Starting the early 1990s and lasting 25 years, comedian Garry Shandling hosted a Sunday pick-up basketball game at his house in the swanky Brentwood section of Los Angeles.
The secret weekly game, attended by some of the biggest names in comedy and the entertainment industry, discontinued in 2016, when Shandling died at the age of 66 from a massive heart attack.
Los Angeles is a fervent basketball city with two professional teams. The LA Lakers, will always be the biggest show in town, especially with the addition of LeBron James. In the 1980s, Magic Johnson and Pat Riley guided the Lakers to multiple championships. Celebrities filled the front row of games at the Great Western Forum, including season-ticket holder Jack Nicholson. The brightest stars in Tinsel Town didn’t just watch hoops, they also played it.
ESPN published an oral history of Garry Shandling’s secret weekly game titled: ‘Fight Club’ with better jokes: Inside Garry Shandling’s secret pickup game.
Alex Richanbach, Director of Ibiza, explained the origins of the game.
“In the early ’90s, Garry was working seven days a week on ‘The Larry Sanders Show,’ and it was just overwhelming,” said Richanbach. “On Sundays, he would invite friends and writers from the show up to the house to play basketball, and then they’d go back into the house and eat and start talking through scripts for that week. And when ‘Sanders’ ended, everybody wanted to keep playing.”
Several big-time comedians and major players in Hollywood attended Shandling’s Sunday game. Friends came and went over the years, but some of the notable players included Will Ferrell, Adam Sandler, Ben Stiller, David Duchovny, Jeff Goldblum, Sarah Silverman, Sacha Baron Cohen, Brad Pitt, Judd Apatow, Billy Crystal, Kevin Nealon, Adam McKay, and Al Franken.
Fight Club with Better Jokes
Shandling’s house in Brentwood was tucked away in a canyon and he constructed a half-court along a hillside. The games were three on three and the first team to seven points wins. The games were fun, but competitive.
Shandling’s writing partner Suli McCullough told ESPN, “It was ‘Fight Club’ with better jokes. You want to play well and you don’t want to hurt anybody. Those are the two basic rules for getting invited back.”
Some celebrities were injured in the spirited games. Billy Crystal once twisted an ankle and never went back. Al Franken broke a thumb.
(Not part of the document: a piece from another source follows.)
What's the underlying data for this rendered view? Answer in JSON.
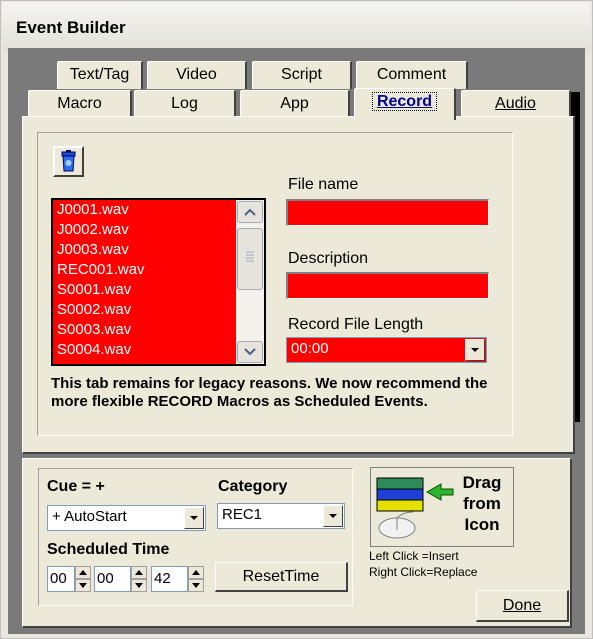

Sacha Baron Cohen suffered a sprained ankle bad enough that the injury halted production of his film Borat for a couple of months.
Sara Silverman, despite being the lone female participant in Sunday hoops, was well regarded as one of the better regulars.
In March 2016, Shandling’s friends gathered three days after he passed for a memorial and one final game.
Tao of Shandling
Shandling, a devout Buddhist, did not overtly share his deep connection with his religion. His friends were aware about his serious relationship with Buddhism, however, the public was unaware of his passion.
Judd Apatow produced The Zen Dairies of Garry Shandling, a two-part documentary on HBO, which chronicled the life and wisdom of Shandling. The comedian opened up more with Apatow.
Shandling’s work as a comedian helped him blend his passions. Shandling attempted to heal the world with laughter and comedy.
Garry and Agent Mulder
Regulars feared David Duchovny, an actor most known for his role of Agent Mulder in the popular show “The X-Files”, as one of the best players at Shandling’s. Duchovny played basketball at Collegiate high school in New York. He even played college ball at Princeton University under renown coach Pete Carril.
“Duchovny was a beast,” said Jay Roach, director of Austin Powers, and a regular in the game.
Shandling once interviewed Duchovny at his own basketball court.